ENID, Okla. —
Stress. Everyone deals with it, in one form or another.
Among common stressors are paying bills, dealing with traffic, raising kids and managing relationships, not to mention work.
But let’s mention work, shall we? The daily struggle to please the boss, meet goals and quotas, navigate the rocky shoals of office politics and climb the corporate ladder without being stepped upon or pushed off raises anxiety levels tremendously.
But some jobs are far more stressful than others.
Employment website CareerCast.com has released its list of most- and least-stressful careers of 2013.
The site ranks professions based on 11 stress factors — travel, job outlook, deadlines, working in the public eye, competitiveness, physical demands, environmental conditions, hazards encountered, own life at risk, life of another at risk and meeting the public.
By this measuring stick, CareerCast.com says the least stressful side of the ledger is topped by university professors, followed by seamstresses and tailors, medical research technicians, jewelers and medical laboratory technicians.
I don’t know about the rest, but I question including seamstresses and tailors in this list. It seems all that inseam measuring could get a bit uncomfortable. And a tailor’s mistake was held up for ridicule in the 1940 song, “Sam, You Made the Pants Too Long,” written by comedian Milton Berle and later recorded by Barbra Streisand. The song reportedly referred to a New York tailor of that era named Samuel Beckenstein.
Not surprisingly, the profession deemed most stressful by CareerCast is that of members of America’s armed forces.
Military folks hold the top two spots, in fact, with No. 1 going to enlisted troops and No. 2 being held down by generals. That makes perfect sense. When the generals say jump, enlisted folks don’t even bother to ask “how high?” they simply say “Yes sir,” but only on their way down. Besides, generals make way more money.
Firefighters are third on the list. Not only are they called upon to risk their own lives by running into burning buildings to save others, they work long hours and often have to resort to eating their own cooking.
Commercial airline pilots are fourth on the list. Not only do they have the lives of hundreds of passengers in their hands, they work odd hours traveling across several time zones, and they often have to resort to eating airline food.
Public relations executives are No. 5. I guess trying to convince people your company is warm, fuzzy and people-minded, rather than cold, heartless and money-grubbing, could be a bit of a strain.
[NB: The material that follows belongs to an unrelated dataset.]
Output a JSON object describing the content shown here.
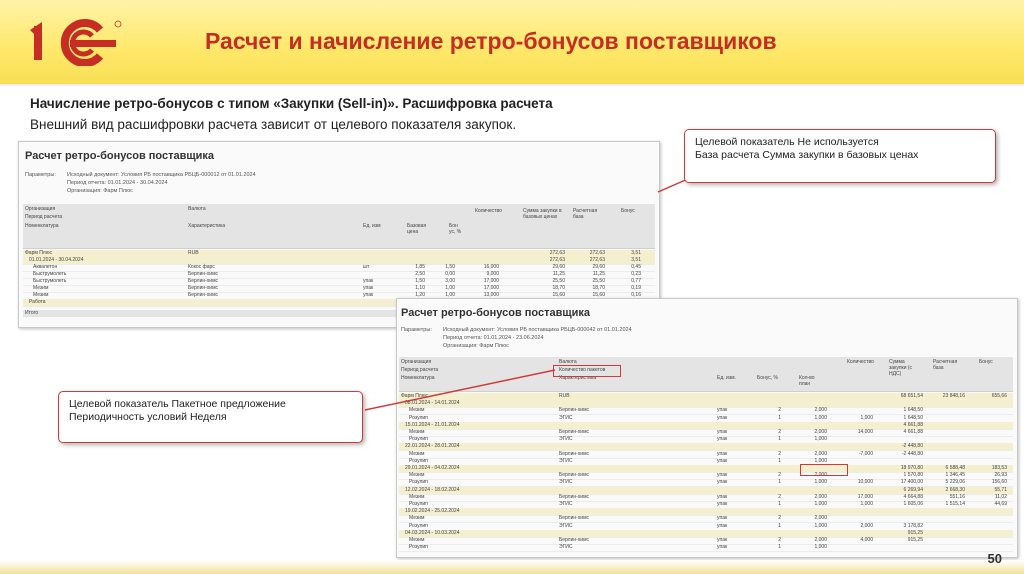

They are followed by senior corporate executives. I’d like to think it is because of the pressure they feel to take good care of their employees and their investors, and not because of the fear they’ll get caught cooking the books.
Next are photojournalists, a group which includes some of my colleagues here at the News & Eagle. CareerCast doesn’t specify whether photogs are stressed because they are artists driven to produce the best photo possible under any circumstances, or whether they are simply stressed about getting yet another stupid assignment from a numbskull reporter.
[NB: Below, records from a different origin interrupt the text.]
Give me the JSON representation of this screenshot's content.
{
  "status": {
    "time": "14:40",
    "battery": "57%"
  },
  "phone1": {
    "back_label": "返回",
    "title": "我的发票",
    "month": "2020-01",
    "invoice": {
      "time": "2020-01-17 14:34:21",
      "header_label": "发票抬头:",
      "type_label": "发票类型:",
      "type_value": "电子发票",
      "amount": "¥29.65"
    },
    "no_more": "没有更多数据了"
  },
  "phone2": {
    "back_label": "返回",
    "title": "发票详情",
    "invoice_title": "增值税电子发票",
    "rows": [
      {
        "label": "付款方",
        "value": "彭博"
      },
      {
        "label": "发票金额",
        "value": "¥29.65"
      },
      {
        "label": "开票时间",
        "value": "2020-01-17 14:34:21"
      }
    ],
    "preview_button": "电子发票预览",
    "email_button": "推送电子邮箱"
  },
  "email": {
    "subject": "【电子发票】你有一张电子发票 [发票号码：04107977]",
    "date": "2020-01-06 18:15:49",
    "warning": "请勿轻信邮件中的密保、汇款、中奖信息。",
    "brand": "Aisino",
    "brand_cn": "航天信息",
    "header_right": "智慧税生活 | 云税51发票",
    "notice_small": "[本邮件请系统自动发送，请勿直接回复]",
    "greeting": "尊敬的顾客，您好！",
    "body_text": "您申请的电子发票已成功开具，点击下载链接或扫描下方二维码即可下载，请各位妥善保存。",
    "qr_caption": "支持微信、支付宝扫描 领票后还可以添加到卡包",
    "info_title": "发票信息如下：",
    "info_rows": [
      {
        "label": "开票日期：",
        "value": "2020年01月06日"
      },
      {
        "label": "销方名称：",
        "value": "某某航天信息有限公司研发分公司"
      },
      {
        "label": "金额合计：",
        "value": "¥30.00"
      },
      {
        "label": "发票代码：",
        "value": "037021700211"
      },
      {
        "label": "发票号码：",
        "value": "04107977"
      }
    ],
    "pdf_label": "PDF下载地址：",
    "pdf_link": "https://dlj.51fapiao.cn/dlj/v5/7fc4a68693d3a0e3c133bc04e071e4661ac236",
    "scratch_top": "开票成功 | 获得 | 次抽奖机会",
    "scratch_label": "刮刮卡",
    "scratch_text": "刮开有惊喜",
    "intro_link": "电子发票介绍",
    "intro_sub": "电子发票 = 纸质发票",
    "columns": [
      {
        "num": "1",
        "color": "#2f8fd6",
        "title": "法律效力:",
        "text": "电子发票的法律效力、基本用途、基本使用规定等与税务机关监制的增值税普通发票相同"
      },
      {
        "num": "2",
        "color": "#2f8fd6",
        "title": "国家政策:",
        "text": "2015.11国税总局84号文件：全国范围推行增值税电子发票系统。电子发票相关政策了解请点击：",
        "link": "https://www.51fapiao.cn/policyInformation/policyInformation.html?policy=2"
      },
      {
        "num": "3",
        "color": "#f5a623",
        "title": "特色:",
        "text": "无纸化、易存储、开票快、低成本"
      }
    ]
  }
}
Which brings us to the No. 8 and most important spot on CareerCast’s top 10 list — newspaper reporter. Let me just say, we should have been higher on the list.
Do I sense skepticism? Let us review the criteria by which this list was chosen. First is travel. It’s a long way back to the bathroom, not to mention the coffee machine.
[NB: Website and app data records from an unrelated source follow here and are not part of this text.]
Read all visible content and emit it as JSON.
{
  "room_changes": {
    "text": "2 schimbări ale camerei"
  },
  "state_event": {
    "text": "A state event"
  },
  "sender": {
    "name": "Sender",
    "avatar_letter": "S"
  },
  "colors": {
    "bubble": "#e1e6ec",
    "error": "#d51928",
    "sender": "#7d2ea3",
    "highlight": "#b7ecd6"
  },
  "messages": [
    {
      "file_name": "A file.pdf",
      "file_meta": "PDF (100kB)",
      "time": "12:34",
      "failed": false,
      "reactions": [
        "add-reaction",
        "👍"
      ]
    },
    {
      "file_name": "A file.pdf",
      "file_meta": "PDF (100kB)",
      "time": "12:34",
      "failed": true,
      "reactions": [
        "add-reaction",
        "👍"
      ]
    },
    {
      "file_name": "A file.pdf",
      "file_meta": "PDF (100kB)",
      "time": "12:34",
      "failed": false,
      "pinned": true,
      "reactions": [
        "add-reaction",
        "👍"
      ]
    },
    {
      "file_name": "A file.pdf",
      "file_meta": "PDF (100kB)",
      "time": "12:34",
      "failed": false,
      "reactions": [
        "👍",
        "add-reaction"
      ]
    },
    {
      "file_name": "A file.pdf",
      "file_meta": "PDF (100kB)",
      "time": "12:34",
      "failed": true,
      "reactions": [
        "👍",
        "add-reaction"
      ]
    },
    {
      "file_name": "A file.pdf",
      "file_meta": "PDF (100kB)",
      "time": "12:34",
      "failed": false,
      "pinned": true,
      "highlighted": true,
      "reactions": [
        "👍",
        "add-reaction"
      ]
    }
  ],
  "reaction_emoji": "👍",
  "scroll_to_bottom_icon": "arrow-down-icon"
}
Job outlook? Increasingly, newspapers are fading away completely or reducing the number of times a week they are printed. That means less reporters and more stress.
Deadlines? Check. Every day brings a new deadline. Working in the public eye? Check. Every mistake you make winds up on the page, and on the bottom of some bird’s cage.
Competitiveness? Reporters are driven to be first when reporting the news, not to mention when someone brings a box of doughnuts into the newsroom.
Physical demands? Sitting on our butts all day is bad for our health. Plus, there’s always the risk of eyestrain, not to mention the occasional paper cut.
Environmental conditions? In the newsroom it’s cold in the summer and hot in the winter, or vice versa. And the roof has been known to leak. Besides, the newsroom fridge is filled with all sorts of noxious items that used to be food and now are merely science experiments.
Hazards encountered? See the aforementioned reference to paper cuts and the newsroom fridge.
Own life at risk? See the aforementioned reference to deadlines (our editors regularly threaten to kill us if we miss another one). Life of another at risk? Not unless one of our readers falls off his or her chair laughing, or becomes apoplectic over an editorial stand or a misplaced modifier.
Meeting the public? I have, on occasion, been approached by readers in public places. The exchange normally goes something like this:
Them: “Are you Jeff Mullin?”
Me: “Why, does he owe you money?”
Talk about stress.
Mullin is senior writer of the News & Eagle. Email him at email@example.com, unless, of course, he owes you money.